── Excerpted records ──

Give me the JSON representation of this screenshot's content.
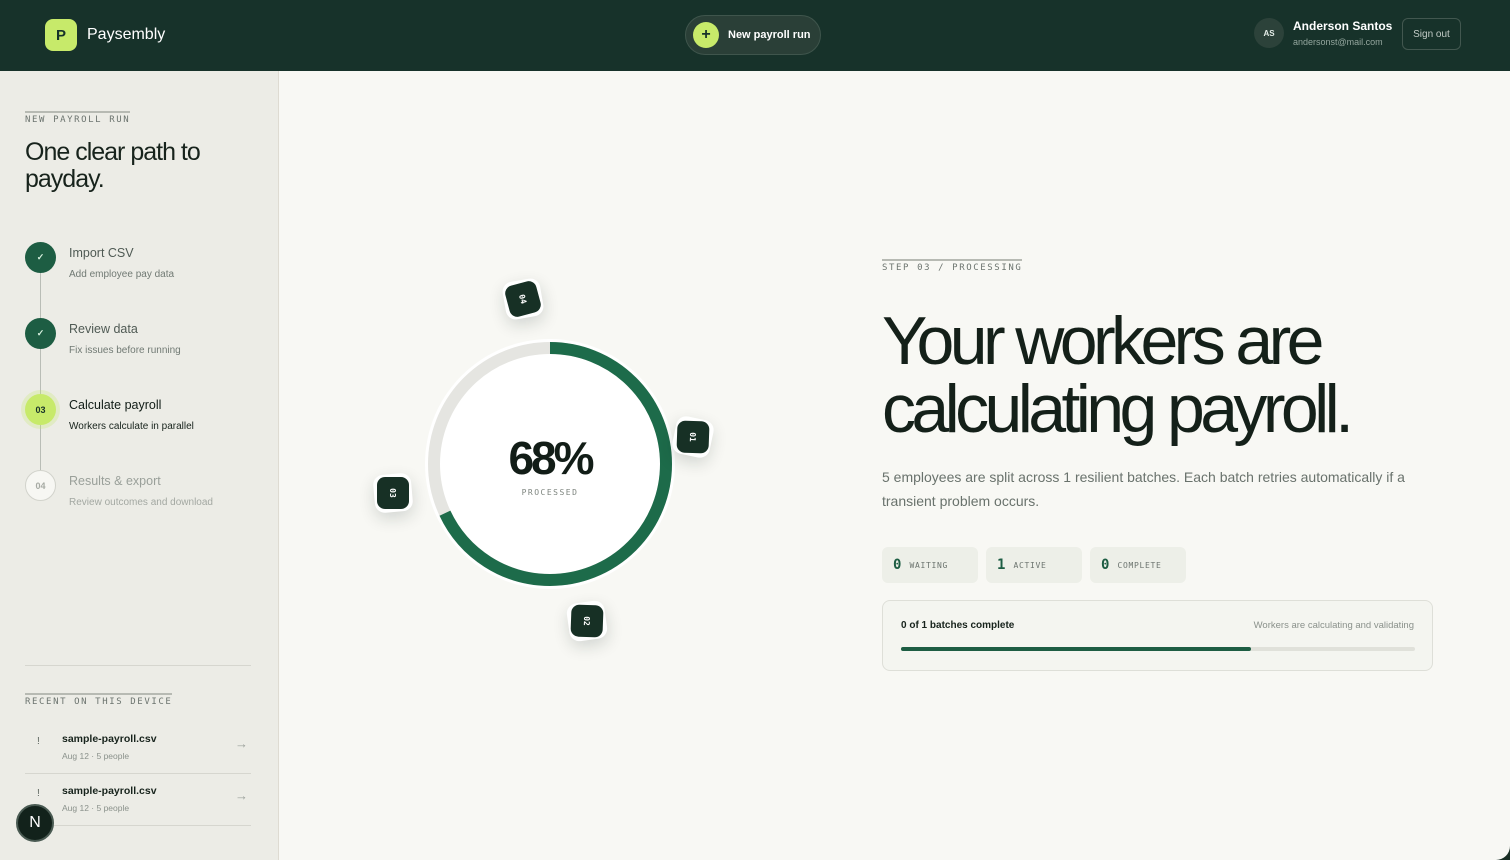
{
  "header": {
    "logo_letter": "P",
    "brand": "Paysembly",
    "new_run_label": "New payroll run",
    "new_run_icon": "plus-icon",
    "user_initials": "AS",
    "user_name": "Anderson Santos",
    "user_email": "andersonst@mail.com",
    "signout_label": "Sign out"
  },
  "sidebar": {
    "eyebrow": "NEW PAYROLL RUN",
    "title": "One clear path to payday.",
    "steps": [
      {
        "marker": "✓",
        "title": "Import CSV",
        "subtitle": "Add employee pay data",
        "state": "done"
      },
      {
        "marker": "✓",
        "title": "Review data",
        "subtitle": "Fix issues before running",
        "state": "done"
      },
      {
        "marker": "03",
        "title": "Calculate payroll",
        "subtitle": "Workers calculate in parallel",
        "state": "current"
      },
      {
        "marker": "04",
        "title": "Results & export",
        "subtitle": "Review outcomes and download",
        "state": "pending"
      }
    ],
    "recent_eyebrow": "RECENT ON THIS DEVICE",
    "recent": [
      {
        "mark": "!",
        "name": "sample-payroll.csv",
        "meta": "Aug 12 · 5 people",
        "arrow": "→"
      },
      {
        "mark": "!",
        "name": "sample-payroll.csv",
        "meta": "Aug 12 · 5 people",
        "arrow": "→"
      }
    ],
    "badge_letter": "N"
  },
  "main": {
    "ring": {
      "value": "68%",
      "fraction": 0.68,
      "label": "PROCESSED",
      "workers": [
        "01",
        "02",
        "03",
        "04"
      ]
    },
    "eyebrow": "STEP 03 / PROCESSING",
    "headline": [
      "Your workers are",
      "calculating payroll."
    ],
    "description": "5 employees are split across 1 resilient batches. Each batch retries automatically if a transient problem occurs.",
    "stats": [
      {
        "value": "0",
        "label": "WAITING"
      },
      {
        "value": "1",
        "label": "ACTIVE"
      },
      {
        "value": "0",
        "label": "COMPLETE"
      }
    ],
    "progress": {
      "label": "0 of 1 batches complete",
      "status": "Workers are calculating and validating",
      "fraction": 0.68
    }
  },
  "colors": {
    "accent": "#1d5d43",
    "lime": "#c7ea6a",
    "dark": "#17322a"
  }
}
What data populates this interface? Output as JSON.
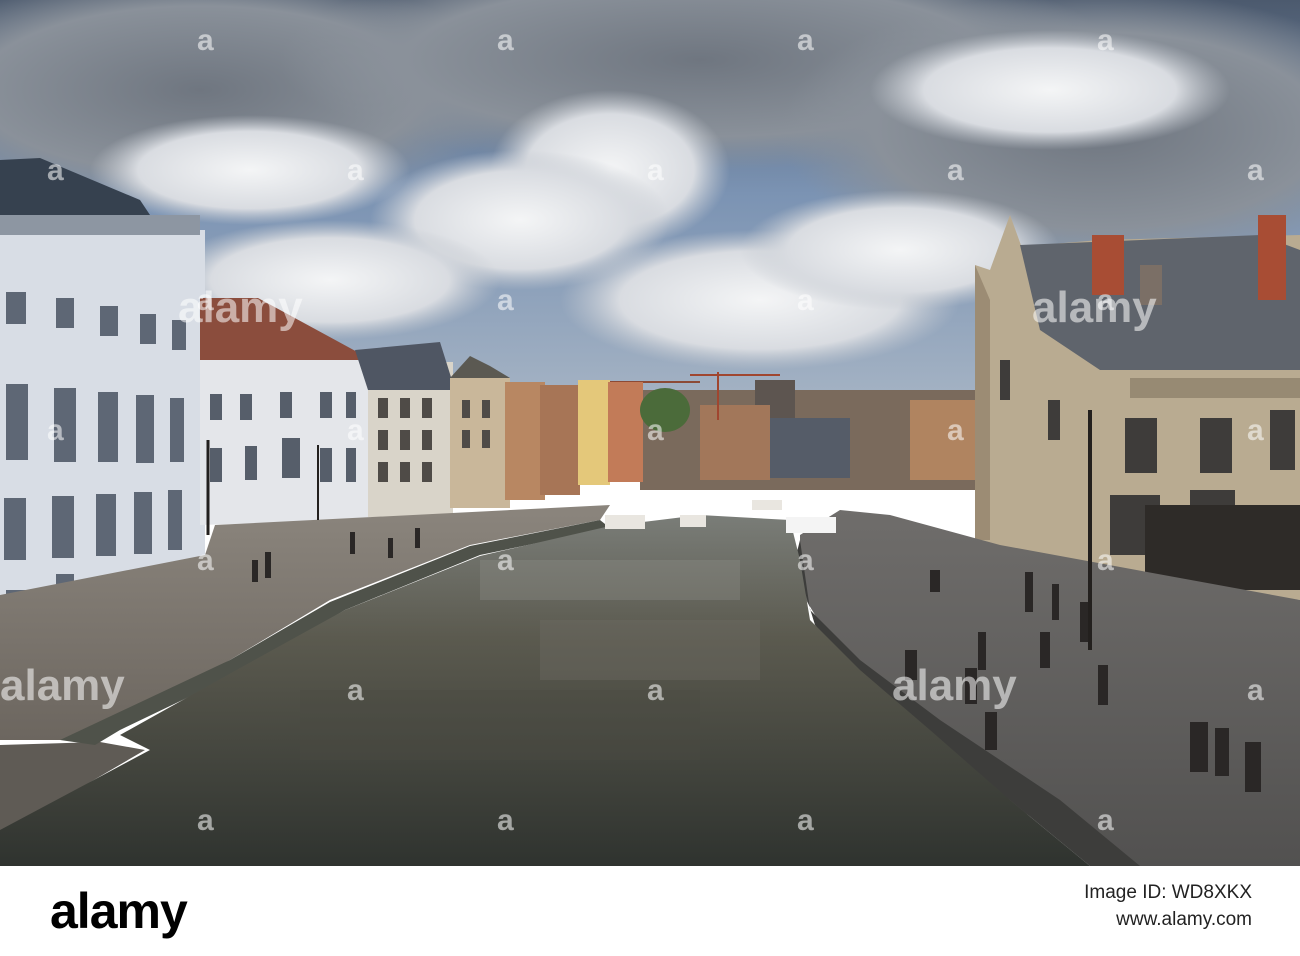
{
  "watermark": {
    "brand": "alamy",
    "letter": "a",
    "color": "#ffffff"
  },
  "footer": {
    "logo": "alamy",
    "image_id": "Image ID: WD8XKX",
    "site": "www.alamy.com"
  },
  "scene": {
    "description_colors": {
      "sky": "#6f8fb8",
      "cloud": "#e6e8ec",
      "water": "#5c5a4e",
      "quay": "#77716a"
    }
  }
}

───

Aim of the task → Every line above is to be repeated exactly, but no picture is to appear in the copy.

Response to this task →
Give me the JSON representation of this screenshot's content.
{
  "header": {
    "logo_letter": "P",
    "brand": "Paysembly",
    "new_run_label": "New payroll run",
    "new_run_icon": "plus-icon",
    "user_initials": "AS",
    "user_name": "Anderson Santos",
    "user_email": "andersonst@mail.com",
    "signout_label": "Sign out"
  },
  "sidebar": {
    "eyebrow": "NEW PAYROLL RUN",
    "title": "One clear path to payday.",
    "steps": [
      {
        "marker": "✓",
        "title": "Import CSV",
        "subtitle": "Add employee pay data",
        "state": "done"
      },
      {
        "marker": "✓",
        "title": "Review data",
        "subtitle": "Fix issues before running",
        "state": "done"
      },
      {
        "marker": "03",
        "title": "Calculate payroll",
        "subtitle": "Workers calculate in parallel",
        "state": "current"
      },
      {
        "marker": "04",
        "title": "Results & export",
        "subtitle": "Review outcomes and download",
        "state": "pending"
      }
    ],
    "recent_eyebrow": "RECENT ON THIS DEVICE",
    "recent": [
      {
        "mark": "!",
        "name": "sample-payroll.csv",
        "meta": "Aug 12 · 5 people",
        "arrow": "→"
      },
      {
        "mark": "!",
        "name": "sample-payroll.csv",
        "meta": "Aug 12 · 5 people",
        "arrow": "→"
      }
    ],
    "badge_letter": "N"
  },
  "main": {
    "ring": {
      "value": "68%",
      "fraction": 0.68,
      "label": "PROCESSED",
      "workers": [
        "01",
        "02",
        "03",
        "04"
      ]
    },
    "eyebrow": "STEP 03 / PROCESSING",
    "headline": [
      "Your workers are",
      "calculating payroll."
    ],
    "description": "5 employees are split across 1 resilient batches. Each batch retries automatically if a transient problem occurs.",
    "stats": [
      {
        "value": "0",
        "label": "WAITING"
      },
      {
        "value": "1",
        "label": "ACTIVE"
      },
      {
        "value": "0",
        "label": "COMPLETE"
      }
    ],
    "progress": {
      "label": "0 of 1 batches complete",
      "status": "Workers are calculating and validating",
      "fraction": 0.68
    }
  },
  "colors": {
    "accent": "#1d5d43",
    "lime": "#c7ea6a",
    "dark": "#17322a"
  }
}
What data populates this interface? Output as JSON.
{
  "watermark": {
    "brand": "alamy",
    "letter": "a",
    "color": "#ffffff"
  },
  "footer": {
    "logo": "alamy",
    "image_id": "Image ID: WD8XKX",
    "site": "www.alamy.com"
  },
  "scene": {
    "description_colors": {
      "sky": "#6f8fb8",
      "cloud": "#e6e8ec",
      "water": "#5c5a4e",
      "quay": "#77716a"
    }
  }
}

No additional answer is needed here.